Defect Studies in Metals, Alloys, and Oxides by Positron Annihilation Spectroscopy and Related Techniques

Date of Award


Document Type


Degree Name

Doctor of Philosophy (Ph.D.)


Photochemical Sciences

First Advisor

Farida Selim (Advisor)

Second Advisor

Abby Braden (Other)

Third Advisor

Marco Nardone (Committee Member)

Fourth Advisor

Alexander Tarnovsky (Committee Member)


Positrons administer a unique non-destructive approach to probe materials with atomic-scale sensitivity and provide reliable information about the nature and size of defects. This study reflects on the powerful capabilities of positron annihilation spectroscopy (PAS) to characterize point defects at atomic-scale, which can be crucial in the development of relevant material for a wide range of applications like nuclear reactors, medical sciences, optoelectronic devices, nanotechnology, polymers etc.
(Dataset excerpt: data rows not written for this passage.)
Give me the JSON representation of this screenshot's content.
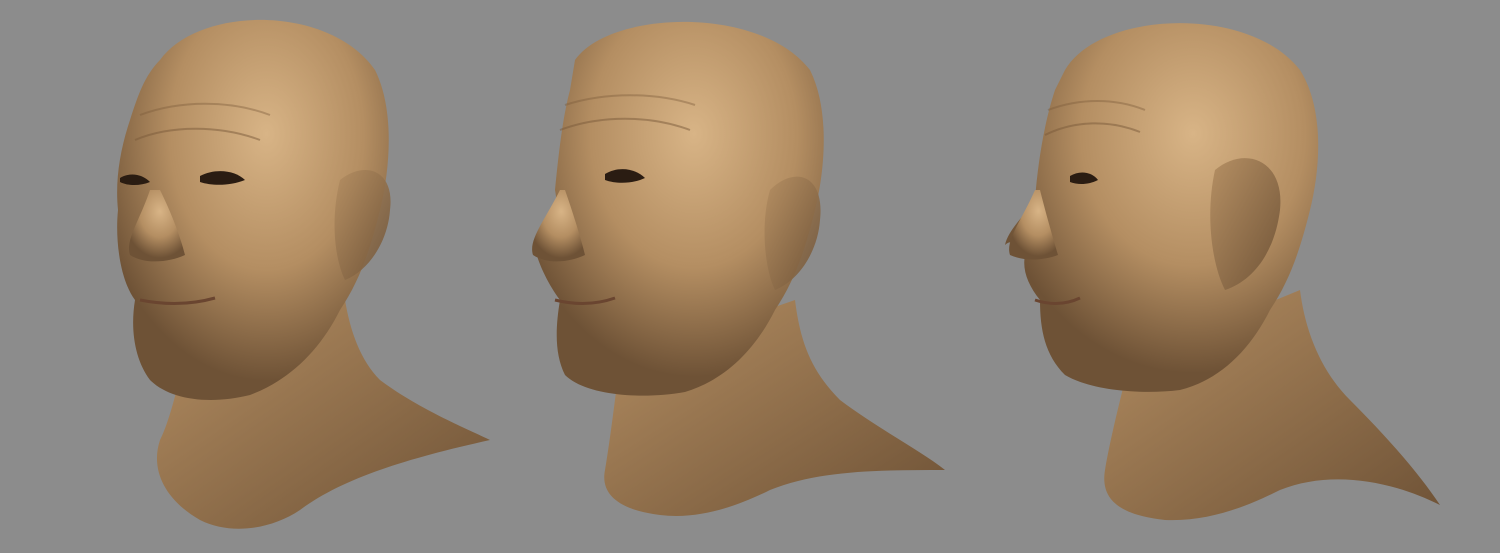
{
  "scene": {
    "background_color": "#8c8c8c",
    "skin_base": "#b48e62",
    "skin_highlight": "#d8b486",
    "skin_shadow": "#6e5236",
    "views": [
      {
        "id": "view-1",
        "icon": "bald-head-three-quarter-left-render"
      },
      {
        "id": "view-2",
        "icon": "bald-head-three-quarter-left-render"
      },
      {
        "id": "view-3",
        "icon": "bald-head-profile-left-render"
      }
    ]
  }
}
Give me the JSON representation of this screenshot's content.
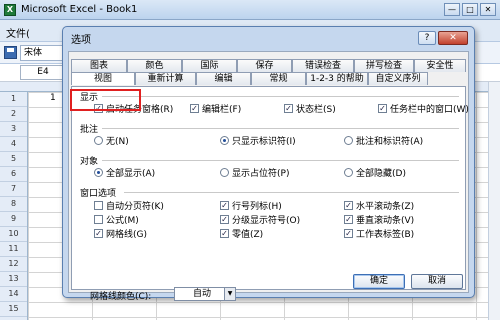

The work presented in this dissertation aims to gain a fundamental understanding of the defect structures in three unique material systems: Fe metal, Fe-Cr alloy, and Ce:YAG oxide by applying the methodology and concepts of PAS. A wide range of other complementary characterization techniques has also been employed to enhance the understanding.

The depth-resolved PAS was used to identify vacancy clusters in ion irradiated Fe and measure their density as a function of depth. PAS measurements uncovered the structure of vacancy clusters and the change in their size and density with irradiation dose. Combining with TEM measurements led to discovering a novel mechanism for the interaction of cascade damage with voids in ion-irradiated materials.

The effect of Cr alloying on the formation and evolution of atomic size clusters induced by ion irradiation in Fe-Cr alloys was also investigated using depth-resolved PAS measurements. Combining with atomic probe tomography (APT), a possible explanation for the long-standing question about the well-known resistance to radiation in Fe-Cr alloys was addressed. It was attributed to the stabilization of vacancy clusters around Cr atoms that act as indirect sinks for radiation-induced defects.

The final part of this work focuses on studying the role of defects on the luminescence properties of an important photonic material, Ce:YAG. The work reports an interesting mechanism that modifies and completely reverses the photoluminescence (PL) temperature-dependent kinetics. Further, it is shown that PL temperature-dependent kinetics can be controlled by modifying microstructure and engineering defects.